Your goal -> The reply should repeat all of the data word for word, with no pictures.

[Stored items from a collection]
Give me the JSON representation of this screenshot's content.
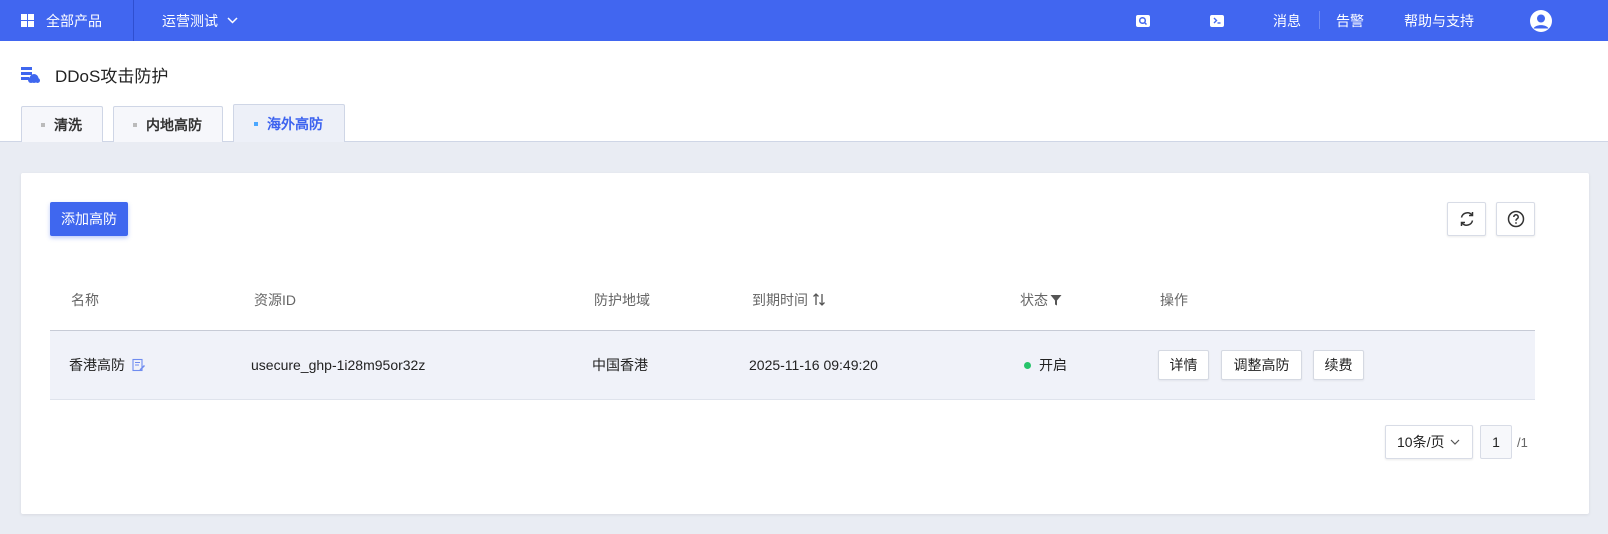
{
  "topbar": {
    "all_products": "全部产品",
    "project": "运营测试",
    "messages": "消息",
    "alerts": "告警",
    "help": "帮助与支持"
  },
  "page": {
    "title": "DDoS攻击防护",
    "tabs": [
      {
        "label": "清洗",
        "active": false
      },
      {
        "label": "内地高防",
        "active": false
      },
      {
        "label": "海外高防",
        "active": true
      }
    ]
  },
  "toolbar": {
    "add_label": "添加高防"
  },
  "table": {
    "columns": [
      "名称",
      "资源ID",
      "防护地域",
      "到期时间",
      "状态",
      "操作"
    ],
    "rows": [
      {
        "name": "香港高防",
        "resource_id": "usecure_ghp-1i28m95or32z",
        "region": "中国香港",
        "expire": "2025-11-16 09:49:20",
        "status": "开启",
        "actions": [
          "详情",
          "调整高防",
          "续费"
        ]
      }
    ]
  },
  "pager": {
    "page_size": "10条/页",
    "current": "1",
    "total": "/1"
  },
  "colors": {
    "brand": "#4166f0",
    "primary_button": "#3f67ef",
    "status_on": "#27c46b",
    "tab_active_text": "#3d63ef"
  }
}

Exercise output ->
Give me the JSON representation of this screenshot's content.
{
  "topbar": {
    "all_products": "全部产品",
    "project": "运营测试",
    "messages": "消息",
    "alerts": "告警",
    "help": "帮助与支持"
  },
  "page": {
    "title": "DDoS攻击防护",
    "tabs": [
      {
        "label": "清洗",
        "active": false
      },
      {
        "label": "内地高防",
        "active": false
      },
      {
        "label": "海外高防",
        "active": true
      }
    ]
  },
  "toolbar": {
    "add_label": "添加高防"
  },
  "table": {
    "columns": [
      "名称",
      "资源ID",
      "防护地域",
      "到期时间",
      "状态",
      "操作"
    ],
    "rows": [
      {
        "name": "香港高防",
        "resource_id": "usecure_ghp-1i28m95or32z",
        "region": "中国香港",
        "expire": "2025-11-16 09:49:20",
        "status": "开启",
        "actions": [
          "详情",
          "调整高防",
          "续费"
        ]
      }
    ]
  },
  "pager": {
    "page_size": "10条/页",
    "current": "1",
    "total": "/1"
  },
  "colors": {
    "brand": "#4166f0",
    "primary_button": "#3f67ef",
    "status_on": "#27c46b",
    "tab_active_text": "#3d63ef"
  }
}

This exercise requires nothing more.